written by Chris Familton
Zola Jesus is one of a number of female singers with strong rich voices that have emerged in recent years. She shares similar vocal tonalities with the likes of Florence Welch, The Knife’s Karin Dreijer Andersson and Austra’s Katie Stelmanis yet she stands out above those and others as the strongest individual of the bunch. Following on from last year’s Stridulum release, Conatus sees the diminutive Russian American expanding and refining her gothic electronica sound.
It is of course her voice that wins hearts and seduces ears when you listen to Nika Roza Danilova’s music. She possesses a mesmerising mix of drama, romance and atmosphere when she sings that allows the music to feel acres wide. It really matters little what she sings about for the most part as Conatus is all about mood. Hikikomori sways and swells with synths and strings driving along and building a tension that is never released. That ability to maintain a taut ambience is central to the success of Conatus.

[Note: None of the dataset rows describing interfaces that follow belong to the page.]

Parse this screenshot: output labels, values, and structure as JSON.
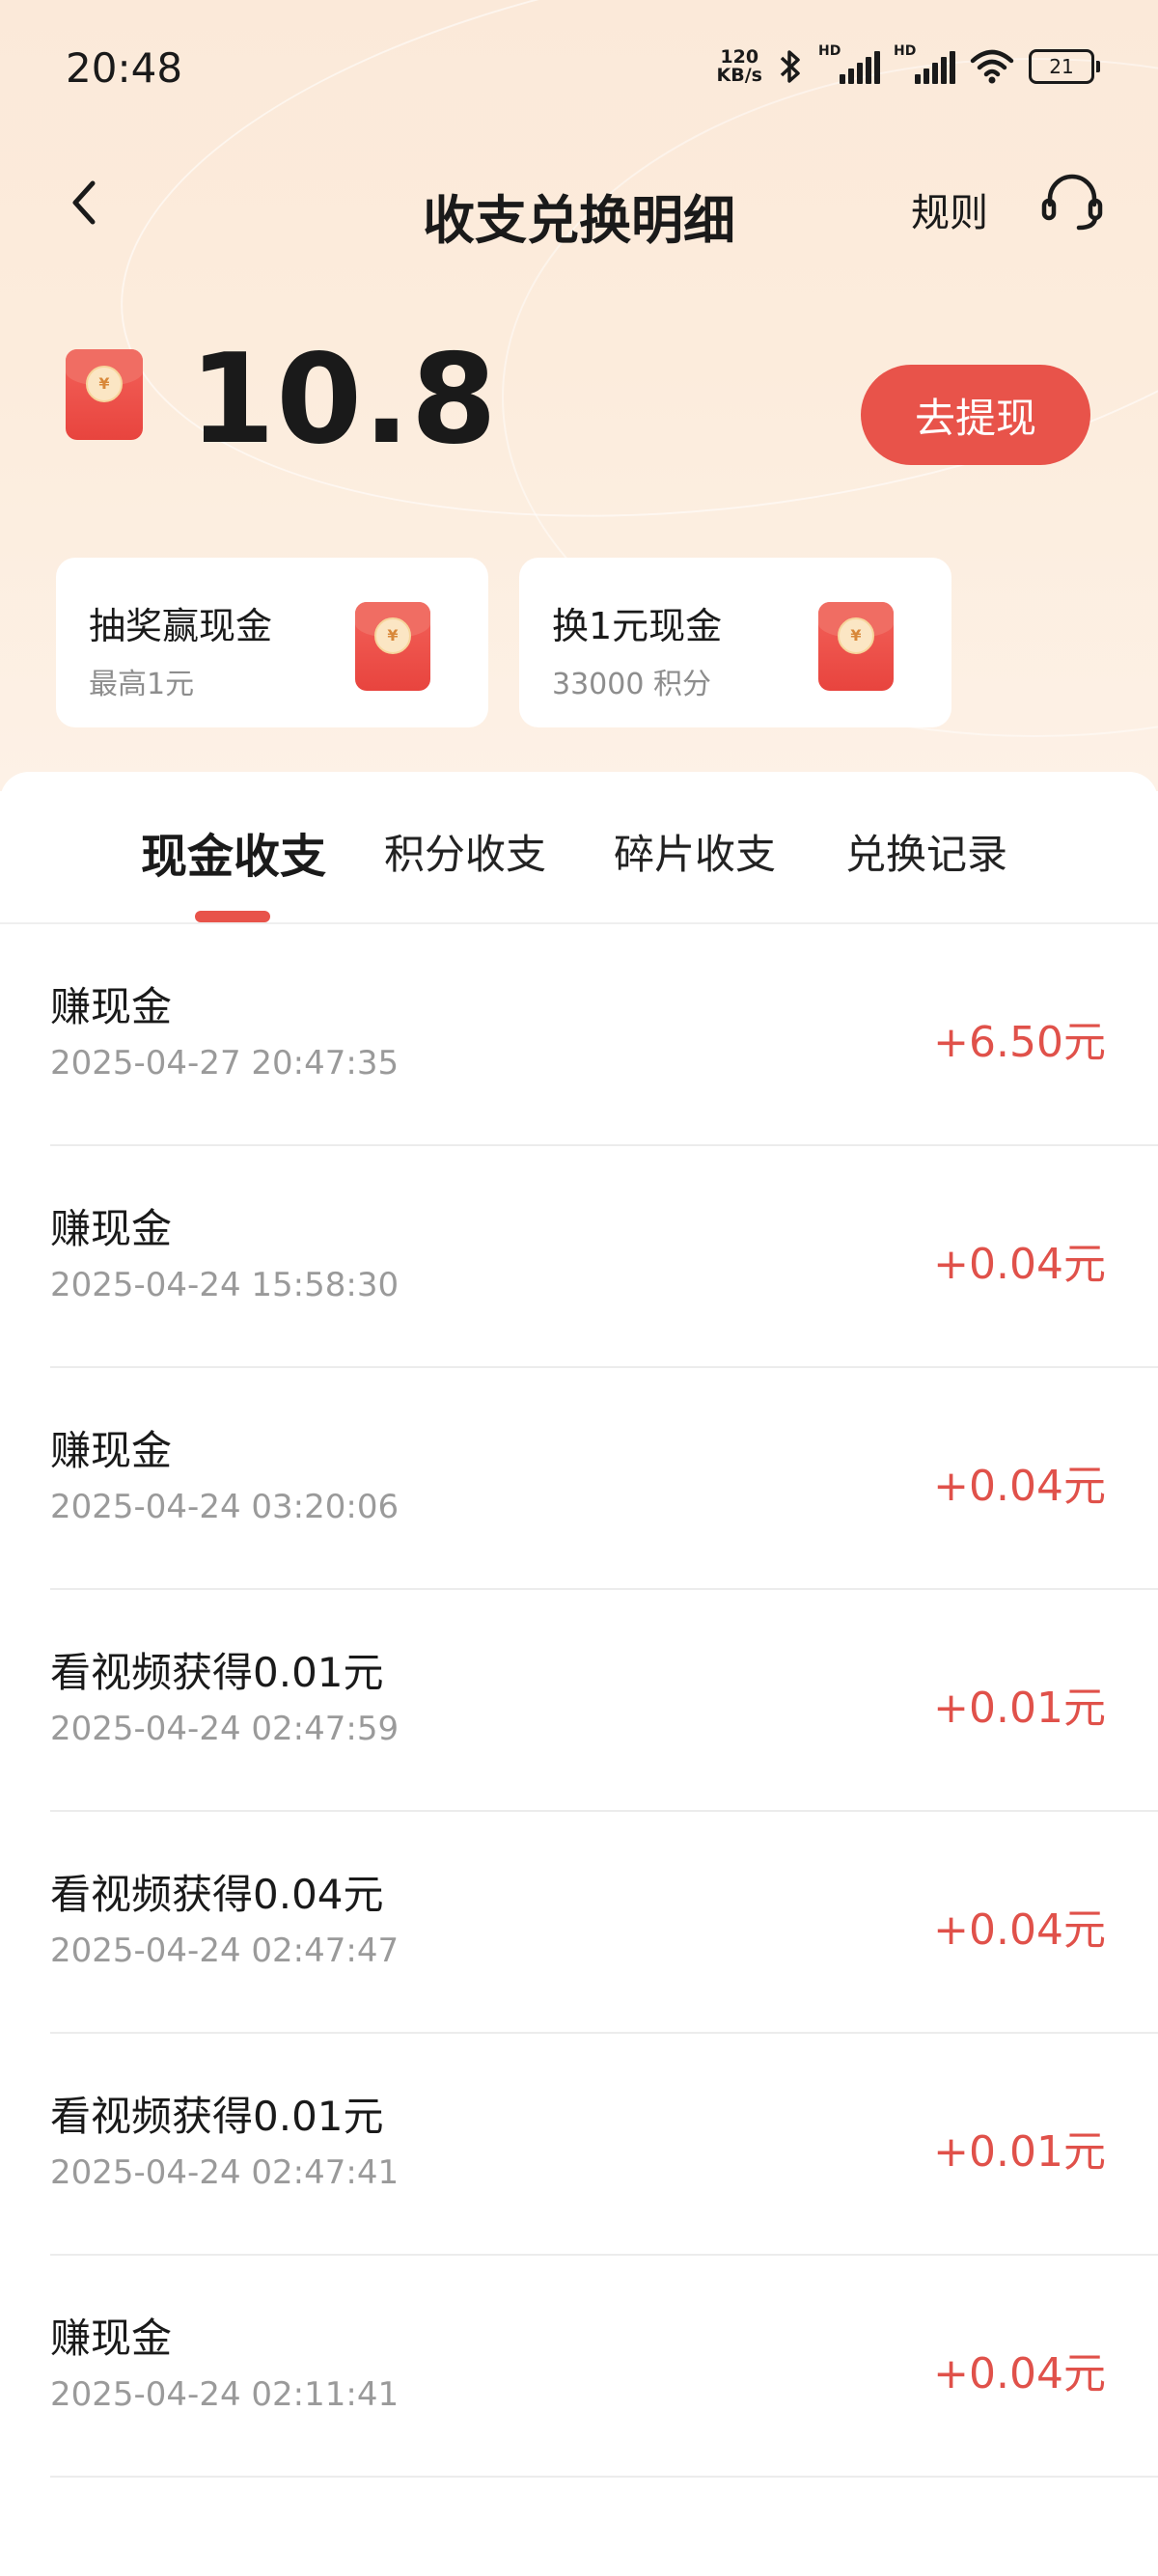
{
  "status_bar": {
    "time": "20:48",
    "net_speed_value": "120",
    "net_speed_unit": "KB/s",
    "hd1": "HD",
    "hd2": "HD",
    "battery": "21"
  },
  "header": {
    "title": "收支兑换明细",
    "rules_label": "规则"
  },
  "balance": {
    "amount": "10.8",
    "withdraw_label": "去提现"
  },
  "cards": [
    {
      "title": "抽奖赢现金",
      "subtitle": "最高1元"
    },
    {
      "title": "换1元现金",
      "subtitle": "33000 积分"
    }
  ],
  "tabs": [
    {
      "label": "现金收支",
      "active": true
    },
    {
      "label": "积分收支",
      "active": false
    },
    {
      "label": "碎片收支",
      "active": false
    },
    {
      "label": "兑换记录",
      "active": false
    }
  ],
  "records": [
    {
      "title": "赚现金",
      "time": "2025-04-27 20:47:35",
      "amount": "+6.50元"
    },
    {
      "title": "赚现金",
      "time": "2025-04-24 15:58:30",
      "amount": "+0.04元"
    },
    {
      "title": "赚现金",
      "time": "2025-04-24 03:20:06",
      "amount": "+0.04元"
    },
    {
      "title": "看视频获得0.01元",
      "time": "2025-04-24 02:47:59",
      "amount": "+0.01元"
    },
    {
      "title": "看视频获得0.04元",
      "time": "2025-04-24 02:47:47",
      "amount": "+0.04元"
    },
    {
      "title": "看视频获得0.01元",
      "time": "2025-04-24 02:47:41",
      "amount": "+0.01元"
    },
    {
      "title": "赚现金",
      "time": "2025-04-24 02:11:41",
      "amount": "+0.04元"
    }
  ],
  "icons": {
    "back": "chevron-left-icon",
    "service": "headset-icon",
    "envelope": "red-envelope-icon",
    "envelope_mark": "¥"
  },
  "colors": {
    "accent": "#e8534a",
    "amount": "#e0514a",
    "header_bg": "#fbe9d9"
  }
}
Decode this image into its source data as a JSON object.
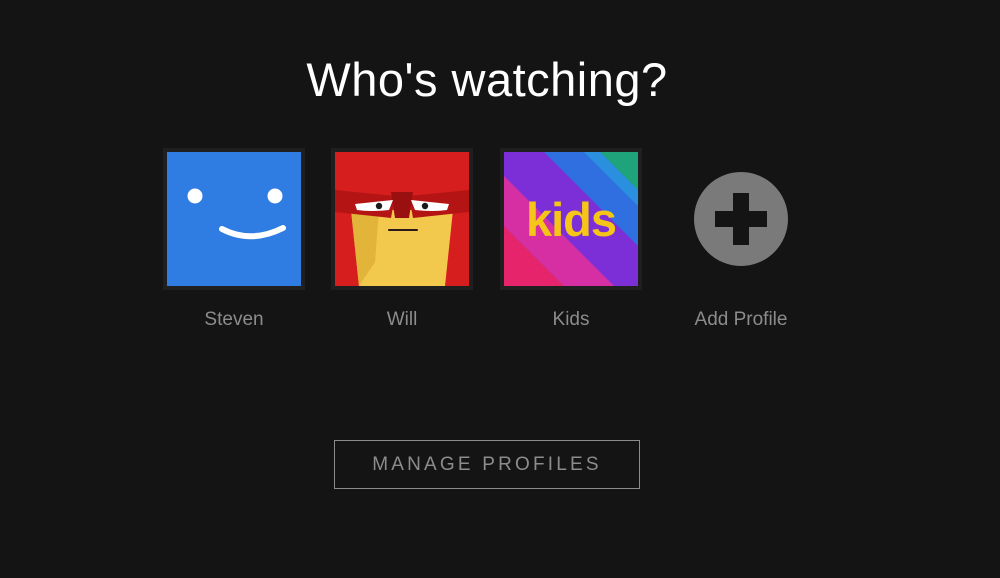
{
  "page_title": "Who's watching?",
  "profiles": [
    {
      "name": "Steven",
      "avatar_icon": "smile-face-icon",
      "color": "#2f7ce3"
    },
    {
      "name": "Will",
      "avatar_icon": "angry-face-icon",
      "color": "#d61e1e"
    },
    {
      "name": "Kids",
      "avatar_icon": "kids-logo-icon",
      "avatar_text": "kids",
      "color": "#f5c518"
    }
  ],
  "add_profile": {
    "label": "Add Profile",
    "icon": "plus-circle-icon"
  },
  "manage_button": {
    "label": "MANAGE PROFILES"
  },
  "colors": {
    "background": "#141414",
    "title": "#ffffff",
    "muted_text": "#8c8c8c"
  }
}
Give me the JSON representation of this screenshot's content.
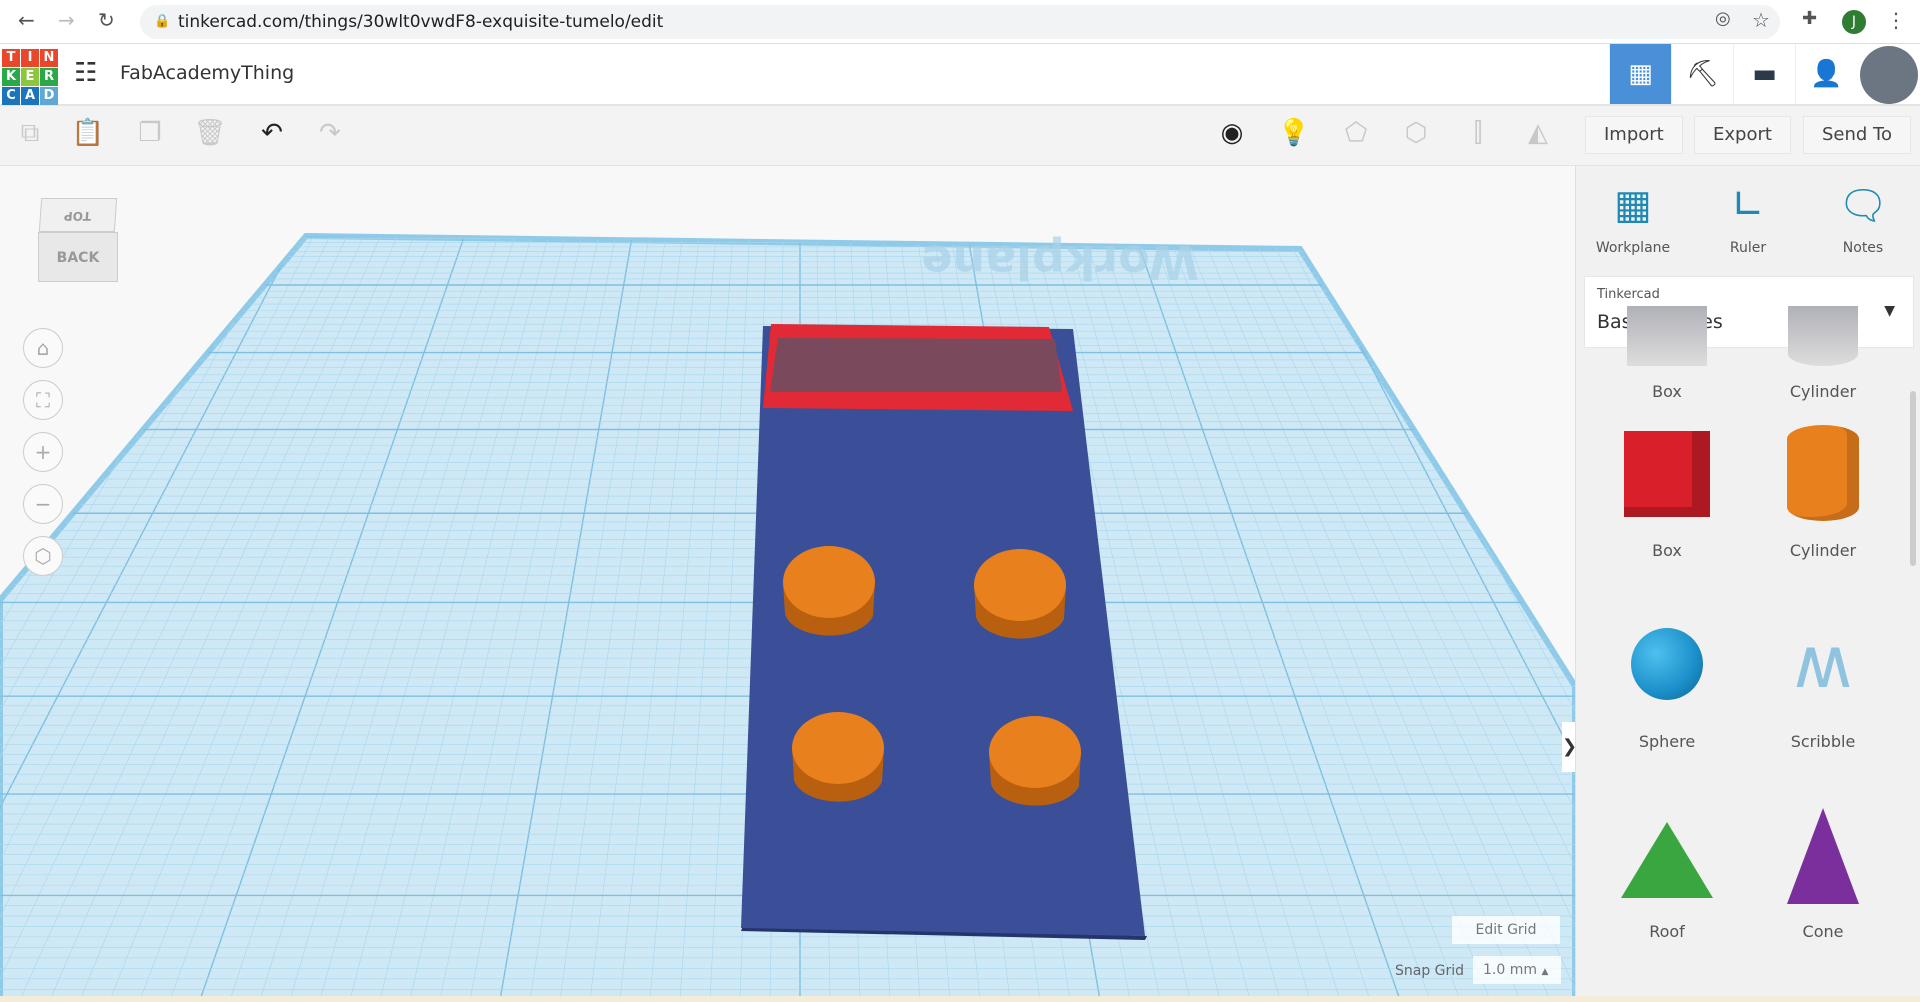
{
  "browser": {
    "url": "tinkercad.com/things/30wlt0vwdF8-exquisite-tumelo/edit",
    "avatar_letter": "J"
  },
  "app": {
    "logo_letters": [
      "T",
      "I",
      "N",
      "K",
      "E",
      "R",
      "C",
      "A",
      "D"
    ],
    "logo_colors": [
      "#e8472b",
      "#e8472b",
      "#e8472b",
      "#2aa84a",
      "#8cc63f",
      "#2aa84a",
      "#1b75bc",
      "#1b75bc",
      "#5fa8d3"
    ],
    "project_title": "FabAcademyThing",
    "accent": "#4a90d9"
  },
  "toolbar": {
    "import": "Import",
    "export": "Export",
    "send_to": "Send To"
  },
  "viewport": {
    "view_cube_top": "TOP",
    "view_cube_front": "BACK",
    "workplane_label": "Workplane",
    "edit_grid": "Edit Grid",
    "snap_grid_label": "Snap Grid",
    "snap_grid_value": "1.0 mm"
  },
  "panel": {
    "workplane": "Workplane",
    "ruler": "Ruler",
    "notes": "Notes",
    "library_source": "Tinkercad",
    "library_name": "Basic Shapes",
    "shapes": [
      {
        "label": "Box",
        "color": "#b0b0b8"
      },
      {
        "label": "Cylinder",
        "color": "#b0b0b8"
      },
      {
        "label": "Box",
        "color": "#d9202a"
      },
      {
        "label": "Cylinder",
        "color": "#e8801e"
      },
      {
        "label": "Sphere",
        "color": "#1b8fc9"
      },
      {
        "label": "Scribble",
        "color": "#8fc3e0"
      },
      {
        "label": "Roof",
        "color": "#3aa640"
      },
      {
        "label": "Cone",
        "color": "#7b2f9c"
      }
    ]
  }
}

Danilova’s earlest releases were concerned with noisier and artfully obscure music so it is a triumph of artistic evolution that she has been able to embrace pop and electronic sounds without sacrificing the exploratory facets of her older material. Seekir could have sat on dark pop albums by Yazoo, Depeche Mode or Soft Cell with its gentle pulse and immediate melody while the extravagantly named Lick the Palm of the Burning Handshake isn’t a million miles from the chart ballads of 80s heavyweights like Bonnie Tyler. Skin is Zola Jesus at her most exposed featuring little more than her voice and a piano – proving that she can create music with emotional impact that doesn’t necessarily need musical smoke and mirrors to flesh it out. In terms of successors to trailblazers like Bjork, Zola Jesus is a leading contender.
this review was first published in The Drum Media